The story might have moved a little slowly in the first two issues, but now that Gus and Jepperd are out on the road the pace picks up a bit. Lemire devotes some time to building on Gus' character this month, proving again that he's more than a simple country hick with no practical knowledge of the world. One positive quality this series shares with The Road is the slowly building sense of tension. Gus and Jepperd spend most of the issue alone, but it's difficult not to feel a growing sense of foreboding with each passing page. Lemire has established this world as a dark, scary place, and the reader is now left to wait and wonder when tragedy will strike again for Gus. It's tough to know whether to even accept Jepperd as a companion for Gus or just one more threat to confront. A powerful and haunting dream sequence certainly casts doubt on Jepperd's motivations and Gus' safety.

More than anything, though, it's the fusion of Lemire's art and writing that make this series function so smoothly and elegantly. The best writers and artists may achieve that long-sought creative synergy, but it's hard to top a creator who can do both and do them well. Lemire knows his craft well. There's never a case where the storytelling falters or Lemire's intentions become cloudy. Lemire is skilled at building mood and tension in his scenes, be they set in a barren room or in the tortured landscape of Gus' dreams. It's not the most detailed book in the Vertigo lineup, but I'd go so far as to say that Sweet Tooth is the best-looking one.
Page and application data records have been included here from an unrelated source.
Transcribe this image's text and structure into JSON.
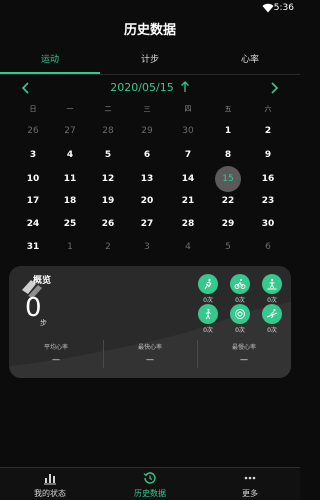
{
  "status_bar": {
    "time": "5:36"
  },
  "header": {
    "title": "历史数据"
  },
  "tabs": [
    {
      "label": "运动"
    },
    {
      "label": "计步"
    },
    {
      "label": "心率"
    }
  ],
  "calendar": {
    "month_label": "2020/05/15",
    "weekdays": [
      "日",
      "一",
      "二",
      "三",
      "四",
      "五",
      "六"
    ],
    "rows": [
      [
        {
          "d": "26",
          "m": true
        },
        {
          "d": "27",
          "m": true
        },
        {
          "d": "28",
          "m": true
        },
        {
          "d": "29",
          "m": true
        },
        {
          "d": "30",
          "m": true
        },
        {
          "d": "1"
        },
        {
          "d": "2"
        }
      ],
      [
        {
          "d": "3"
        },
        {
          "d": "4"
        },
        {
          "d": "5"
        },
        {
          "d": "6"
        },
        {
          "d": "7"
        },
        {
          "d": "8"
        },
        {
          "d": "9"
        }
      ],
      [
        {
          "d": "10"
        },
        {
          "d": "11"
        },
        {
          "d": "12"
        },
        {
          "d": "13"
        },
        {
          "d": "14"
        },
        {
          "d": "15",
          "sel": true
        },
        {
          "d": "16"
        }
      ],
      [
        {
          "d": "17"
        },
        {
          "d": "18"
        },
        {
          "d": "19"
        },
        {
          "d": "20"
        },
        {
          "d": "21"
        },
        {
          "d": "22"
        },
        {
          "d": "23"
        }
      ],
      [
        {
          "d": "24"
        },
        {
          "d": "25"
        },
        {
          "d": "26"
        },
        {
          "d": "27"
        },
        {
          "d": "28"
        },
        {
          "d": "29"
        },
        {
          "d": "30"
        }
      ],
      [
        {
          "d": "31"
        },
        {
          "d": "1",
          "m": true
        },
        {
          "d": "2",
          "m": true
        },
        {
          "d": "3",
          "m": true
        },
        {
          "d": "4",
          "m": true
        },
        {
          "d": "5",
          "m": true
        },
        {
          "d": "6",
          "m": true
        }
      ]
    ]
  },
  "overview": {
    "title": "概览",
    "count": "0",
    "unit": "步",
    "sports": [
      {
        "icon": "run-icon",
        "count": "0次"
      },
      {
        "icon": "cycling-icon",
        "count": "0次"
      },
      {
        "icon": "climb-icon",
        "count": "0次"
      },
      {
        "icon": "walk-icon",
        "count": "0次"
      },
      {
        "icon": "target-icon",
        "count": "0次"
      },
      {
        "icon": "ski-icon",
        "count": "0次"
      }
    ],
    "heart_rate": [
      {
        "label": "平均心率",
        "value": "—"
      },
      {
        "label": "最快心率",
        "value": "—"
      },
      {
        "label": "最慢心率",
        "value": "—"
      }
    ]
  },
  "bottom_nav": [
    {
      "label": "我的状态",
      "icon": "bar-chart-icon"
    },
    {
      "label": "历史数据",
      "icon": "history-icon"
    },
    {
      "label": "更多",
      "icon": "more-icon"
    }
  ],
  "colors": {
    "accent": "#35c98f",
    "background": "#0c0c0c",
    "card": "#2a2a2a"
  }
}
Vertigo has launched numerous books in 2009. Their track record with these new releases is very impressive. But as much as I'm drawn in by complex, winding projects like The Unwritten, the captivating, elegantly sparse world of Sweet Tooth represents one of Vertigo's finest new books in years.

Wednesday, November 4, 2009

Tuesday, November 3, 2009


By Pamela Mullin

Hunters, cultists, mutants and shantytown pimps all want a piece of Gus and all that stands between them, is Jepperd. As the little boy with antlers heads out into what’s left of the world, he’ll find out that no one is quite what they seem. Or are they? Jeff Lemire continues to amaze in SWEET TOOTH issue #3.

SWTO Cv3.indd